### What the task requires
If a line in the listing below contains "value", return that line.
◇ ◇ ◇
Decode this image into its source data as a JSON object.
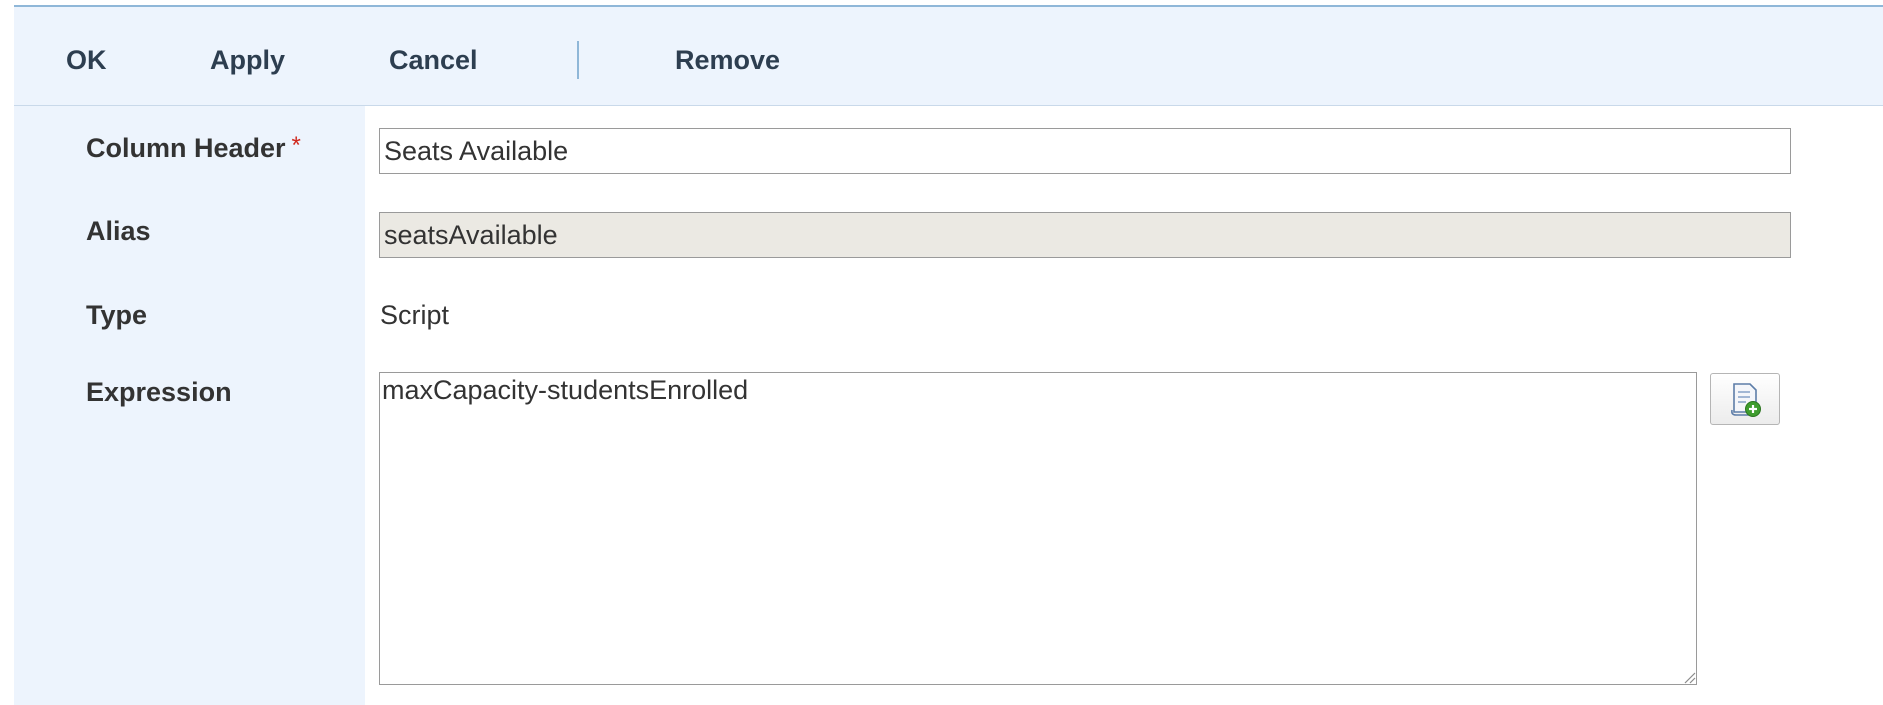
{
  "toolbar": {
    "ok_label": "OK",
    "apply_label": "Apply",
    "cancel_label": "Cancel",
    "remove_label": "Remove"
  },
  "form": {
    "column_header": {
      "label": "Column Header",
      "required_marker": "*",
      "value": "Seats Available"
    },
    "alias": {
      "label": "Alias",
      "value": "seatsAvailable"
    },
    "type": {
      "label": "Type",
      "value": "Script"
    },
    "expression": {
      "label": "Expression",
      "value": "maxCapacity-studentsEnrolled",
      "script_button_icon": "script-add-icon"
    }
  },
  "colors": {
    "toolbar_bg": "#edf4fd",
    "toolbar_text": "#2d3e50",
    "required": "#d0281d",
    "readonly_bg": "#ebe9e3"
  }
}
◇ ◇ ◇
### Answer
      "value": "Seats Available"
      "value": "seatsAvailable"
      "value": "Script"
      "value": "maxCapacity-studentsEnrolled",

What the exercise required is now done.